──────── DATA RECORDS

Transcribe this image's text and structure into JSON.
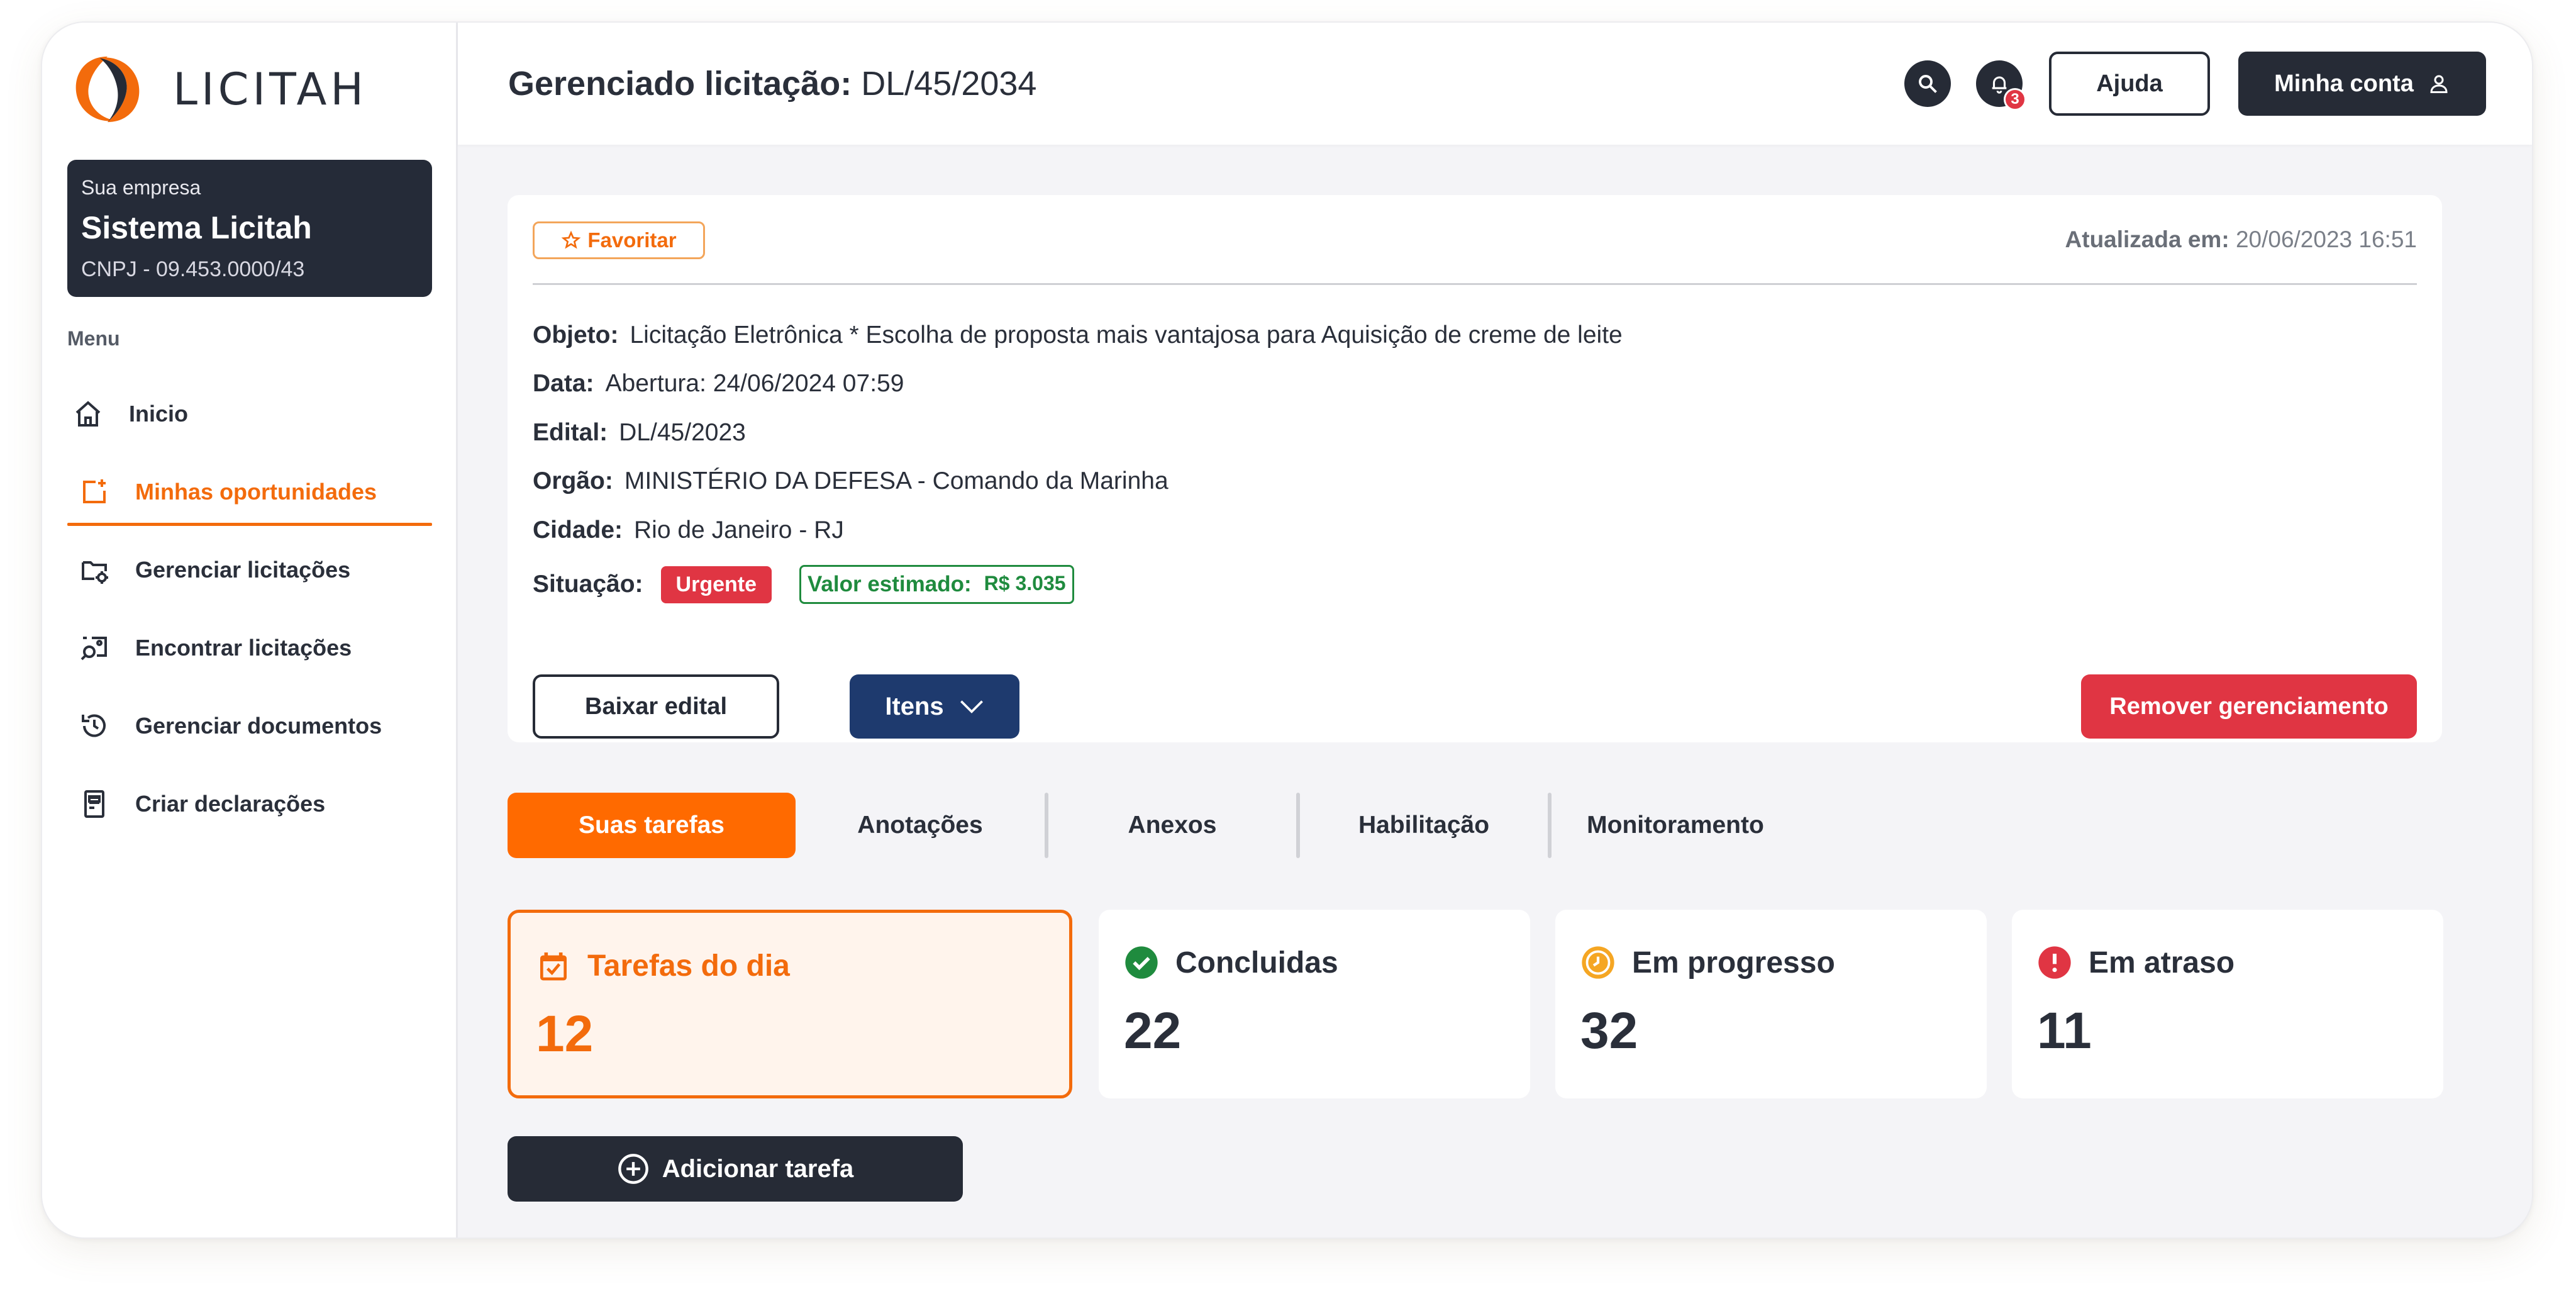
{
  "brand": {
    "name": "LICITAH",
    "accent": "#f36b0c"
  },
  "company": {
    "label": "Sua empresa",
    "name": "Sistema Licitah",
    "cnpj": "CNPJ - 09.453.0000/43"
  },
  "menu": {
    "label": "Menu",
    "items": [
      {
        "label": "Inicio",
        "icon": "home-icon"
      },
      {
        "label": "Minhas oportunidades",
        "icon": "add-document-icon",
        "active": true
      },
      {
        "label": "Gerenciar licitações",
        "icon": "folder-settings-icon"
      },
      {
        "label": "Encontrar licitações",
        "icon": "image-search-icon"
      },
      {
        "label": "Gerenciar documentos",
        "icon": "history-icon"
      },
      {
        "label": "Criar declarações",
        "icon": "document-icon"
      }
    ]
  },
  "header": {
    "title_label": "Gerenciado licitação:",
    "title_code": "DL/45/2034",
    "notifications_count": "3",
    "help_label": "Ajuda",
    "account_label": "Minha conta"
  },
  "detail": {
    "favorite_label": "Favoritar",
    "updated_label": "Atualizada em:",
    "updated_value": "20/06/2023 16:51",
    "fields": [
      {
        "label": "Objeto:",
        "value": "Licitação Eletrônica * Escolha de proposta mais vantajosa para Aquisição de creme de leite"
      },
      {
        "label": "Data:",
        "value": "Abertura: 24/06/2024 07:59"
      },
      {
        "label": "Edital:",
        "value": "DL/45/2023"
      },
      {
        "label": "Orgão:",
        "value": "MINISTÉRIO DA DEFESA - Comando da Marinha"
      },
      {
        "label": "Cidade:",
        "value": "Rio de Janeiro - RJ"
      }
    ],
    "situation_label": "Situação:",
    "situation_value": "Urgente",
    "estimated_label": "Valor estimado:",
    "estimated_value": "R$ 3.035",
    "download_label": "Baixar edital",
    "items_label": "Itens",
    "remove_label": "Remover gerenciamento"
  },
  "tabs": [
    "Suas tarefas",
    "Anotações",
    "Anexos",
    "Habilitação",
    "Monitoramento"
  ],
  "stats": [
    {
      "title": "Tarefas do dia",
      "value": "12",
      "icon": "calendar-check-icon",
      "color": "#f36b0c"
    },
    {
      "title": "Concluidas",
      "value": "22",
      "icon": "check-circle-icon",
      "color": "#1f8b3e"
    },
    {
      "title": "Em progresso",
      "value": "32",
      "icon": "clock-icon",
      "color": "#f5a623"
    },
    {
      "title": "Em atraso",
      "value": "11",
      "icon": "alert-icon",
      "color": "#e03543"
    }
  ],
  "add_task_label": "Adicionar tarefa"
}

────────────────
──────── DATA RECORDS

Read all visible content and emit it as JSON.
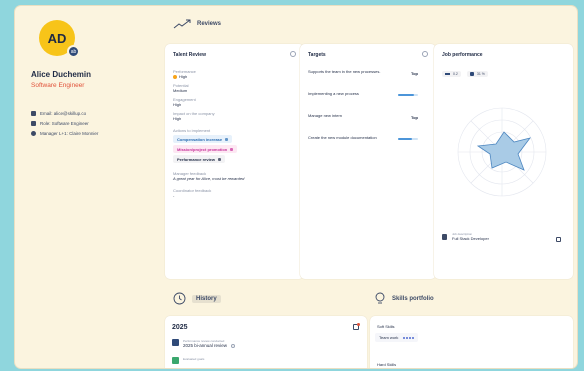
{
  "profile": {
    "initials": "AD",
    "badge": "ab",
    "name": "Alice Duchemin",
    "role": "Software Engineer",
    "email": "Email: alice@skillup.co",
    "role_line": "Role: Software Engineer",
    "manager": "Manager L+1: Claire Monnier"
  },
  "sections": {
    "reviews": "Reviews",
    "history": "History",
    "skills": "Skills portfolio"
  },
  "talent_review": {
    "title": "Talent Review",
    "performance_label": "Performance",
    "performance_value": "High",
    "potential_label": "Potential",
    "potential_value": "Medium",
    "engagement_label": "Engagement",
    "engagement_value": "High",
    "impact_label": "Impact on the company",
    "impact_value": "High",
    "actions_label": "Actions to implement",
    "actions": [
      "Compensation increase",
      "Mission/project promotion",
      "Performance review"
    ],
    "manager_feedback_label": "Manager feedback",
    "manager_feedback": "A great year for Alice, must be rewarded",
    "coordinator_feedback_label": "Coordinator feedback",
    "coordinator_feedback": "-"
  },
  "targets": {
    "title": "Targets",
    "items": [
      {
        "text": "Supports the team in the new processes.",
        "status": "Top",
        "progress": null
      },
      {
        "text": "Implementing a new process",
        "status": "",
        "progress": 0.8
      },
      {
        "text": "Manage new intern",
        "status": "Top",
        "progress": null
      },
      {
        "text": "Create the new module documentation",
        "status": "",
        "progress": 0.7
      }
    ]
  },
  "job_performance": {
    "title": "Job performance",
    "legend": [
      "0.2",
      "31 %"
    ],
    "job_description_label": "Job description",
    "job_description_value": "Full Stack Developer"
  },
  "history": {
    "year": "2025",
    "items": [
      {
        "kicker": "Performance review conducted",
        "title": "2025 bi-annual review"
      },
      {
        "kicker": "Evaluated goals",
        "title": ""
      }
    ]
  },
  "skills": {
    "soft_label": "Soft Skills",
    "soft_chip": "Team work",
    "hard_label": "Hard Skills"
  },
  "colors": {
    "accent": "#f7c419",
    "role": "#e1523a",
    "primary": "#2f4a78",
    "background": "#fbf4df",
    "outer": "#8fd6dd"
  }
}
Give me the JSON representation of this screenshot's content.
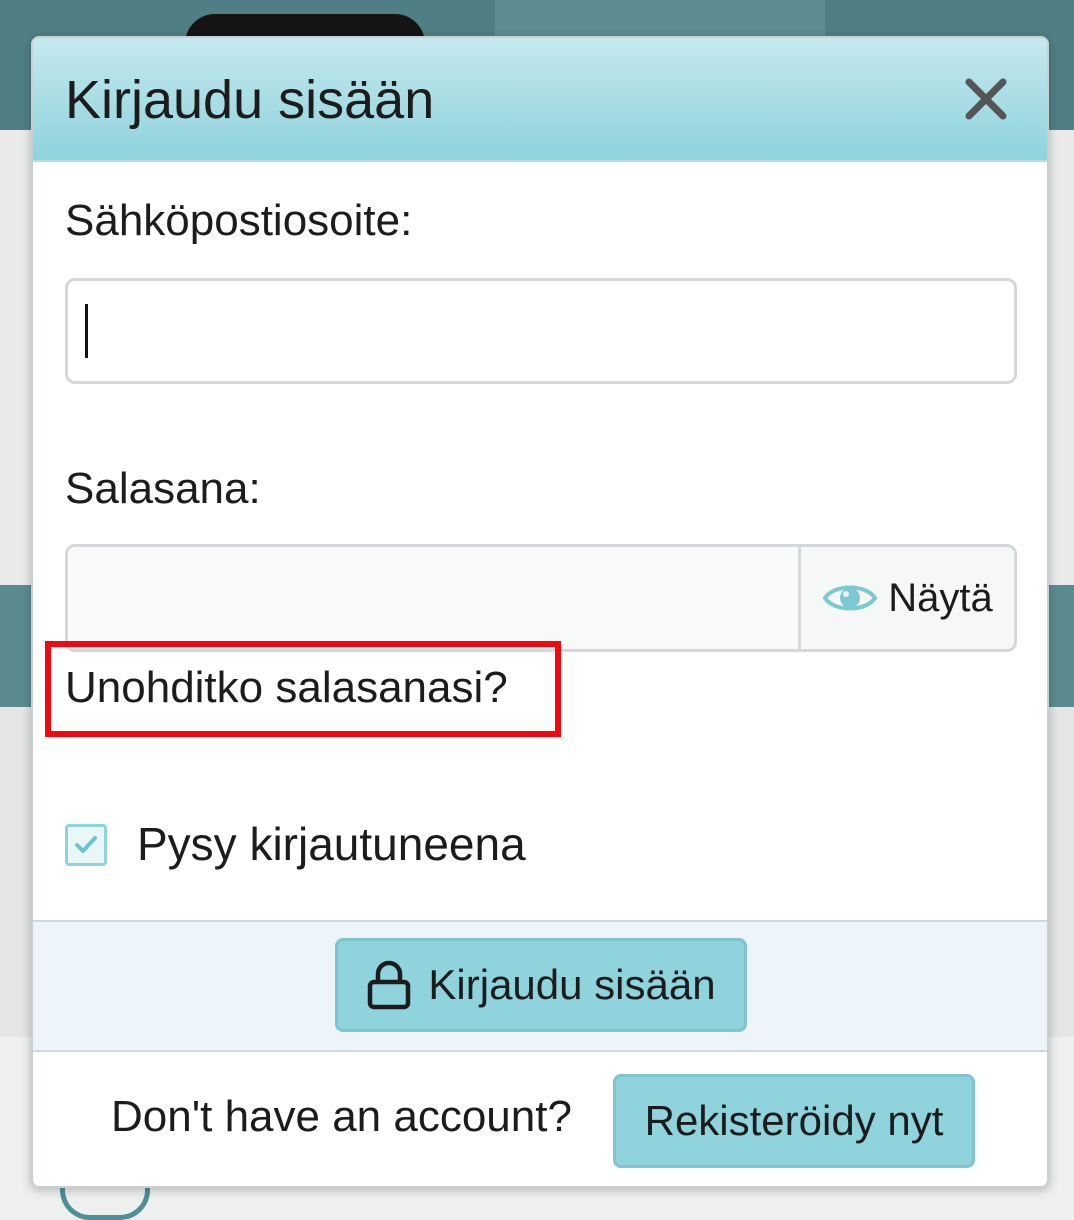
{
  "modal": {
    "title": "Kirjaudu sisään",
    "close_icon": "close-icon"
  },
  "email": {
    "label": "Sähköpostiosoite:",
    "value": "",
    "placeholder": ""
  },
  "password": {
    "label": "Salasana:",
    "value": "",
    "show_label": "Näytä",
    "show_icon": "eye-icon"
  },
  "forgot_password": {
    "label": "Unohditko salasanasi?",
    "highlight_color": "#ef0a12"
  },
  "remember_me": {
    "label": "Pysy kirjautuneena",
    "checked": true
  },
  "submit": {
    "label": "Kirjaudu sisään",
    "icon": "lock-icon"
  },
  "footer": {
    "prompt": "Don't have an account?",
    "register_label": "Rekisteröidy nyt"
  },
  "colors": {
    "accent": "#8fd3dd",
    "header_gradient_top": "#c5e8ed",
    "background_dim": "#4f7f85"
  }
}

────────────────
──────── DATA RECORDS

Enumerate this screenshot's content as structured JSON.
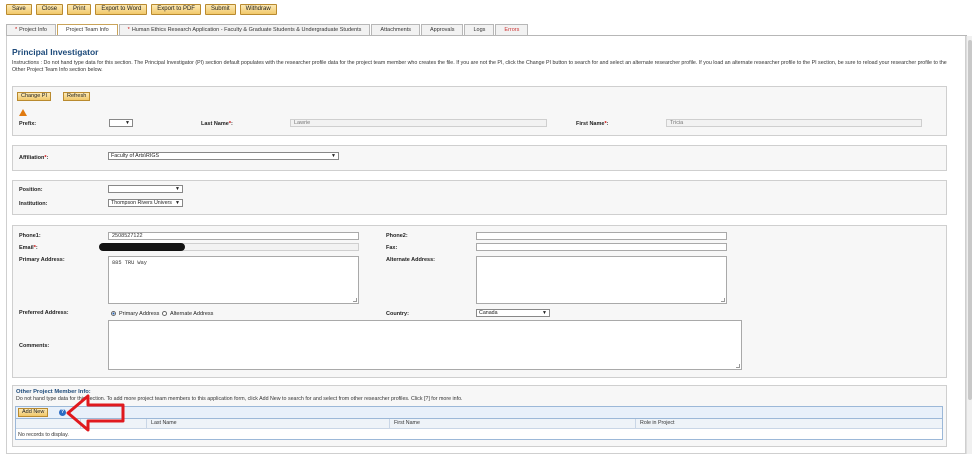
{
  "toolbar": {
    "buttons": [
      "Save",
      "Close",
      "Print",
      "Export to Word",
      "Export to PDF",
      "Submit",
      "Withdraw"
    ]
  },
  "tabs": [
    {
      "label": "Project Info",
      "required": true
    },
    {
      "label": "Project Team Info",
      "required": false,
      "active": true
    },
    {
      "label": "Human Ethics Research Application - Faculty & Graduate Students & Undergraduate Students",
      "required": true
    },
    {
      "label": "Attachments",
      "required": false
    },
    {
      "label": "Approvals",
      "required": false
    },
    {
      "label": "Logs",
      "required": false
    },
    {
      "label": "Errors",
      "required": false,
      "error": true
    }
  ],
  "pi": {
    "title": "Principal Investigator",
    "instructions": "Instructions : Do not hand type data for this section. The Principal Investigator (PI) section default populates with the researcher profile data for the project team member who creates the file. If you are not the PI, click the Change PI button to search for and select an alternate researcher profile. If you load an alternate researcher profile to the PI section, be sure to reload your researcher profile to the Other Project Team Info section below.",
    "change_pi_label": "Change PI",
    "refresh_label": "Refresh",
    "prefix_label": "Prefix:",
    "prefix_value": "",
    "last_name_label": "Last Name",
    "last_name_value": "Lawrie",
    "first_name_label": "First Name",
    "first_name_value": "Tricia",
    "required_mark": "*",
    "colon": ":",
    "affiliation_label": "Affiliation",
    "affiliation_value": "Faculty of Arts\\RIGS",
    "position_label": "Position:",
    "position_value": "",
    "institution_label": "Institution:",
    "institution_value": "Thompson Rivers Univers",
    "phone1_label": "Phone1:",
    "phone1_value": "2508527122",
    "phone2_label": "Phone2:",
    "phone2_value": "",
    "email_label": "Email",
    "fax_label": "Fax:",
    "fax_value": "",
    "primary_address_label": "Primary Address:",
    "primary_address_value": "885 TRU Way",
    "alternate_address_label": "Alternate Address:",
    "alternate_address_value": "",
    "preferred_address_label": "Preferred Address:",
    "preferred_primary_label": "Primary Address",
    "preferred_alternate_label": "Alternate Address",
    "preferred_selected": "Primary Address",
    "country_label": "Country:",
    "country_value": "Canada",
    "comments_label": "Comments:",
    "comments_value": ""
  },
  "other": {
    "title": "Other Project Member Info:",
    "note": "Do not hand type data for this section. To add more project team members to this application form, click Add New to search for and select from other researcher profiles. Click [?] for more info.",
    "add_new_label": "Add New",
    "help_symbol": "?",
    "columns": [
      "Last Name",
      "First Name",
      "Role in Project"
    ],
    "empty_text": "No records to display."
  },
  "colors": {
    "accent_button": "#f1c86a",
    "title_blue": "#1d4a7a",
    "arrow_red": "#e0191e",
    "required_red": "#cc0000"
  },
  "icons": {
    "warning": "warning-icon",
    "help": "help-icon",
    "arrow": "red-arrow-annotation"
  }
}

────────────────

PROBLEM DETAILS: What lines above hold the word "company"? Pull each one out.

ANSWER SPACE:
  "company": {
    "impact_label": "Impact on the company",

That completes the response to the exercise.